Can you use an FHA home loan to buy investment property you plan to rent out to others? This is a question many wonder about, and the answer is tied to the FHA loan occupancy requirements for these mortgages.
FHA loan rules for all single-family home loans are described in the lender’s handbook, commonly known as HUD 4000.1. FHA loan rules include a variety of instructions for the lender that direct the financial institution on how to process and approve FHA home loans.
But FHA loan rules don’t just apply to lenders and other mortgage professionals, some regulations are also written for the borrower.
Did you know that FHA single-family mortgage loans are intended for owner-occupiers only? The rules listed in HUD 4000.1 are clear–the borrower must take possession of the property within a reasonable time after closing.
That time frame is normally 60 days or less unless the borrower and lender come to an agreement stating otherwise. In general, you can’t delay occupancy for very long, though in some cases exceptions will apply. None are automatic, however.
What do borrowers need to know about what HUD 4000.1 says about occupancy?
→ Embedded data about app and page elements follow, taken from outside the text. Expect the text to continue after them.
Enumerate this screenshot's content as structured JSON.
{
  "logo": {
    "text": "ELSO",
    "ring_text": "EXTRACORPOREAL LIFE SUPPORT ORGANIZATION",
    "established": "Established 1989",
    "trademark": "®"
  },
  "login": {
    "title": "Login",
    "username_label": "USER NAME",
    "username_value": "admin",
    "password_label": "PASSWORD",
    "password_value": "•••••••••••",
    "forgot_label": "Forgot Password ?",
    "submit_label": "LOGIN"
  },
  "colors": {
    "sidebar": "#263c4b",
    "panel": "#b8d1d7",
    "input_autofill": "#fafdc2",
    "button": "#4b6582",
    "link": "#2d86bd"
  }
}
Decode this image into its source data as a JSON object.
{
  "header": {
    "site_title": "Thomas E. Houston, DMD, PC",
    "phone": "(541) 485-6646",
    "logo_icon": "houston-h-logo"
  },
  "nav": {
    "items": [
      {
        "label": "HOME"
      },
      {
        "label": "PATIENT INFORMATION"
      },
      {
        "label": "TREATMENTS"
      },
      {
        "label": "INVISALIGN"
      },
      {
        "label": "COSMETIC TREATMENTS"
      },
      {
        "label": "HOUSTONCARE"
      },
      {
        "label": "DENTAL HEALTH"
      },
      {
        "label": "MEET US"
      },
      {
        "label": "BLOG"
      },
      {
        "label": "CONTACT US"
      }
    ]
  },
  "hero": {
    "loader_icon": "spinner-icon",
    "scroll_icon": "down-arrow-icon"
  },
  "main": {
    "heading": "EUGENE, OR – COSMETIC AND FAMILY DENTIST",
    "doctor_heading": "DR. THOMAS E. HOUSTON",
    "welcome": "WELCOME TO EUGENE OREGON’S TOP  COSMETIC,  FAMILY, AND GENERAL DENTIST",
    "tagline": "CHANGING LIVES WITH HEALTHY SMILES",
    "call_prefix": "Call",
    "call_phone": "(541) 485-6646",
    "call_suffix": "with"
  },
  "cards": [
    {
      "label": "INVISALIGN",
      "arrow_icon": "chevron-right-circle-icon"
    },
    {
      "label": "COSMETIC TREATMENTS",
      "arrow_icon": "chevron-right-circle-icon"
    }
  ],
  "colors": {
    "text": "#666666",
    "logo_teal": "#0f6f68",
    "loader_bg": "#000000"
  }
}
To begin with, the lender’s handbook states:
“To be eligible, all occupying and non-occupying Borrowers and co-Borrowers must take title to the Property in their own name or a Living Trust at settlement, be obligated on the Note or credit instrument, and sign all security instruments.”
At this stage some wonder what a borrower’s legal spouse may be obligated to do. HUD 4000.1 advises, “In community property states, the Borrowers spouse is not required to be a Borrower or a Cosigner. However, the Mortgage must be executed by all parties necessary to make the lien valid and enforceable under State Law.”
FHA loan rules also mention co-signers–HUD 4000.1 includes a paragraph in this section that applies specifically to them.
“Cosigners are liable for the debt and therefore, must sign the Note. Cosigners do not hold an ownership interest in the subject Property and therefore, do not sign the security instrument.”
FHA loans permit a non-occupying co-borrower, but these parties must also observe some rules in HUD 4000.1. “Non-occupying co-Borrowers or Cosigners must either be United States (U.S.) citizens or have a Principal Residence in the U.S.”
And what about FHA loans involving military personnel, either as a primary borrower or as a co-borrower or co-signer? HUD 4000.1 does provide some exceptions for those in uniform when it comes to physically occupying the home while being called to active duty or being deployed, etc.
“Borrowers who are military personnel, who cannot physically reside in a Property because they are on Active Duty, are still considered owner occupants and are eligible for maximum financing if a Family Member of the Borrower will occupy the subject Property as their Principal Residence, or the Borrower intends to occupy the subject Property upon discharge from military service.”
FHA home loans are for owner-occupiers. They are not for the purchase of investment property the borrower does not plan to live in.
You are permitted to buy a multi-unit home and rent out the unused living units, but you must occupy at least one of them as your primary residence. That means your full-time home address.